RevenueCat support can explain error messages or help you troubleshoot reproducible issues but don't have other ways of expediting the review process.
Your app is finally complete! 🎉 You're tracking subscriptions in Sandbox, your Testflight users love it, you've followed our Launch Checklist, and you're finally ready to launch your app to the world.
After a few days in review, you get the dreaded 'Rejected' message. Now what? Let's work through some common rejection reasons and the best way to get your app back on track.
According to Apple's App Review Center, over 40% of app rejections are for Guideline 2.1 – Performance: App Completeness - this means that something didn't work in your app during review. We can't help with those rejections, obviously.
If you're here, we'll assume that your app was rejected for some problem with purchases. There are three places in the purchase flow that cause the majority of App Store rejections we hear about:
- Issues fetching products
- Error during purchase
- Content not unlocked after purchase
Usually the reviewer will include a screenshot with the problem they encountered. This can be helpful for you to track down where to look for the problem in your app. Always try to reproduce the issue first in a local build or Testflight. RevenueCat will behave the same way in your environment and the reviewers, so if there's any problem with your integration it should be able to be reproduced.
Often times, purchases will work fine in Sandbox and Testflight, but App Store Review will not be able to fetch products. It's important to ensure that you are submitting your in-app purchases with your app for review. If an app has not previously had in-app purchases approved on the App Store, an option to submit them will appear on the main app version page.
To see this option, you must first fill in all required metadata so that the status of any in-app purchases you intend to use is 'Ready to Submit'.
If you've already released a version of your app containing in-app purchases, you can create new products in App Store Connect without having to release an update to your app. You'll have to submit new products for review independently of a new app version, and they must be in the 'Approved' state before they'll be available for purchase.
If you're having trouble fetching products in Testflight or a local build, see our community article on the most common reasons this occurs.
If an error occurs during the purchase process, it will be one of the errors outlined in our Error Handling guide here. Understanding what error triggered the rejection is the only way to make sure the issue gets resolved.
If the reviewer provides a screenshot of an error popup - use that to help track down the issue. RevenueCat itself will never display a user-facing popup or error message, so look through your app to find the code that triggered the alert and work backwards to determine the error message.
This is the most common error from RevenueCat that can lead to unexplained App Store rejections. Unfortunately, this error occurs when Apple's sandbox environment is down and unable to verify purchases. The best course of action here is usually to re-submit your binary or try to explain the situation to the reviewer.
Your app could also get rejected even if there are no issues during the purchase process, but the content does not get unlocked after purchasing. You should be able to reproduce this issue in a test environment.

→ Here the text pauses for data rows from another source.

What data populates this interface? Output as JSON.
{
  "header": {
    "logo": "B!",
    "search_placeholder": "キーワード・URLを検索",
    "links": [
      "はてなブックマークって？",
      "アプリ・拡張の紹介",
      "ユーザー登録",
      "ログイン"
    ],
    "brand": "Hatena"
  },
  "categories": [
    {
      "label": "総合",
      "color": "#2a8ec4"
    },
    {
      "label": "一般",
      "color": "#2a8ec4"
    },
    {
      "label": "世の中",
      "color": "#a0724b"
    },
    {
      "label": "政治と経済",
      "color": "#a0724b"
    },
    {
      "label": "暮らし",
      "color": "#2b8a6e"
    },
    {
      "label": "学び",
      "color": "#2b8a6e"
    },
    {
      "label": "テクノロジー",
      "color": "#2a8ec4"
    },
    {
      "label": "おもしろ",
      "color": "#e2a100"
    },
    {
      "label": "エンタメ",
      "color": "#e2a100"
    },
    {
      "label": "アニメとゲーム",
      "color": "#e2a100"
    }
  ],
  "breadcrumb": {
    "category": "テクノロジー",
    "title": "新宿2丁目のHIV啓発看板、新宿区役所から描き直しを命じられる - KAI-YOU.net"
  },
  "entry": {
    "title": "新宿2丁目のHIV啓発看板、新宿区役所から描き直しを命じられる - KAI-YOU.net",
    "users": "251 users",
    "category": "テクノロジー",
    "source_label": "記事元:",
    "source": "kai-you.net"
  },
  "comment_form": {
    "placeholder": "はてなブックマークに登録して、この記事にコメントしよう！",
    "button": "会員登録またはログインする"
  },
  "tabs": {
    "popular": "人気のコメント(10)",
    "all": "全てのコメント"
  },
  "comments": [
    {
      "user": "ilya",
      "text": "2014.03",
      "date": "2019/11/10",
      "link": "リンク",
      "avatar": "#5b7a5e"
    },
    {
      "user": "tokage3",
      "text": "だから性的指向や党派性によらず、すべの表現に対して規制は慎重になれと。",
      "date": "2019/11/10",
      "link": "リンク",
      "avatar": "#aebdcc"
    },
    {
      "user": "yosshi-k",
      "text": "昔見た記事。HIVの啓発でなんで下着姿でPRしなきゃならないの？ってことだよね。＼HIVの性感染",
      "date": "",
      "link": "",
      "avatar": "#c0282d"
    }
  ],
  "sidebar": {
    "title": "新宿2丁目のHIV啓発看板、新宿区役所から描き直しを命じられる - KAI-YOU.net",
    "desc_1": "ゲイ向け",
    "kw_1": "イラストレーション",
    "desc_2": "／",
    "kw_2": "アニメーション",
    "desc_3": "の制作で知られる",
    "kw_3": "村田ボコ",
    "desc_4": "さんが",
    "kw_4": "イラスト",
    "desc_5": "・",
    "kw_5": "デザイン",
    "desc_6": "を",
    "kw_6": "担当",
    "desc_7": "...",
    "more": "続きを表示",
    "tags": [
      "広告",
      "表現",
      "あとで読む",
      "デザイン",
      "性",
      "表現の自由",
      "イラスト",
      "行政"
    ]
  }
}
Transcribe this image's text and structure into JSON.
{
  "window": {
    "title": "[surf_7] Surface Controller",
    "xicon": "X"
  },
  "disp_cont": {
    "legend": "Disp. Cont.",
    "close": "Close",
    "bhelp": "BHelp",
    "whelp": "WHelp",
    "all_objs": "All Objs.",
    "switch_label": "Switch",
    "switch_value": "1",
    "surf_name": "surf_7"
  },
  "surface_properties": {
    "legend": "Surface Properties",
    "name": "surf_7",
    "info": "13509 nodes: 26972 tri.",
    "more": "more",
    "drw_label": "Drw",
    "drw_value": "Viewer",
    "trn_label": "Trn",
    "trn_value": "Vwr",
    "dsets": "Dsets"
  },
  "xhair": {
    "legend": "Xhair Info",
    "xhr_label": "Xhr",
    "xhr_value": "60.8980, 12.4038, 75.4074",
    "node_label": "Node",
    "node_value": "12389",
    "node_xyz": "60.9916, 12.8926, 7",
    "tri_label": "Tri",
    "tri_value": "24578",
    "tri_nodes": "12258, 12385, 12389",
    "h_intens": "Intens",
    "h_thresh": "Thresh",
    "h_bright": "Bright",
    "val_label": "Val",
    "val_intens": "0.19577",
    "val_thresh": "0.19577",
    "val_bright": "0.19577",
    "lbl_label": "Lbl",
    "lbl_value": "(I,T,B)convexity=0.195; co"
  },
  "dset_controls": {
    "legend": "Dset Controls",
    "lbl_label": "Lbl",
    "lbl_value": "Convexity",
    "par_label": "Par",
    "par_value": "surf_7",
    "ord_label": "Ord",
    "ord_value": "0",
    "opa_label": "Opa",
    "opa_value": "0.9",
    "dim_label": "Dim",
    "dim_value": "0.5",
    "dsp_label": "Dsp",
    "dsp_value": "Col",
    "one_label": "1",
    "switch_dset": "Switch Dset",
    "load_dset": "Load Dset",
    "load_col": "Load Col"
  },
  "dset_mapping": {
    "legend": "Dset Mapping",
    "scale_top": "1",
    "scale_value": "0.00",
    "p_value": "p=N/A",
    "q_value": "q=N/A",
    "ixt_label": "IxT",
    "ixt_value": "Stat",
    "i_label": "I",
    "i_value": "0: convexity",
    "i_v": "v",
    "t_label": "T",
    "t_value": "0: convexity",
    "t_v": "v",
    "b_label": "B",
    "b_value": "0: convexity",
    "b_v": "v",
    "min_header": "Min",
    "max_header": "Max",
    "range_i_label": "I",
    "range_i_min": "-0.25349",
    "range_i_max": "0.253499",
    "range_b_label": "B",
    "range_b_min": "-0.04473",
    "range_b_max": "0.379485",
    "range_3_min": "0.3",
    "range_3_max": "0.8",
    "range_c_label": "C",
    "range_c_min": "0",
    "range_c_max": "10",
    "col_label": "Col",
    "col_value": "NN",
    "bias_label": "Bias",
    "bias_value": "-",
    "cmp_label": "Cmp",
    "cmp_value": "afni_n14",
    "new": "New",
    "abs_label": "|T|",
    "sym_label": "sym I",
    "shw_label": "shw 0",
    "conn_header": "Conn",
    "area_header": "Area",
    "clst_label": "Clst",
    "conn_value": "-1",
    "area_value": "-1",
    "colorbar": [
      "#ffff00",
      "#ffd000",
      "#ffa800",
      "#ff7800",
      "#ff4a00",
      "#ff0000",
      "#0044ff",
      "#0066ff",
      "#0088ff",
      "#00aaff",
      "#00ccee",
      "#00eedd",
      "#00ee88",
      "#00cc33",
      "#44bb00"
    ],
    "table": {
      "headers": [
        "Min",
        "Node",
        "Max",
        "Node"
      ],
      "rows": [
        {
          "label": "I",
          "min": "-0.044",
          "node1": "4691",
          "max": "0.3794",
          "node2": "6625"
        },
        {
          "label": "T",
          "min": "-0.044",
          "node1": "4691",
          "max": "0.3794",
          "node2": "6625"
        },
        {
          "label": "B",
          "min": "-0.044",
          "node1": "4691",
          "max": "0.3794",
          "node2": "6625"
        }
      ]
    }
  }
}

Sometimes, the reviewer will provide you with "Next Steps" to resolve the rejection. These are usually not the most helpful in pinpointing any issues with purchases. One of the more common reasons is shown below:
When validating receipts on your server, your server needs to be able to handle a production-signed app getting its receipts from Apple’s test environment. The recommended approach is for your production server to always validate receipts against the production App Store first. If validation fails with the error code "Sandbox receipt used in production," you should validate against the test environment instead.
If you're using RevenueCat, sandbox and production purchases are automatically handled so even if the reviewer provides you with this reason, it's simply incorrect.
When an app is launched for the first time or when new products are created for an existing app it can take 24 hours for purchases to work on the App Store and the app/update might show up hours before the products can be purchased. This is simply due to App Store propagation times – App Store data must be replicated to hundreds of servers around the world and this is apparently a slow, error-prone process for the App Store.
Once your app/update is 'Ready for Sale' your products should be available for purchase soon, but be prepared for it to take up to 24 hours. We recommend releasing the app at least 24 hours before mentioning the app publicly or kicking off any marketing efforts.
Just to be sure there's nothing wrong in the production environment, you can also follow this guide to testing in the production environment prior to releasing an app.
Updated 11 months ago
For additional reading, check out our blog post on getting through app review.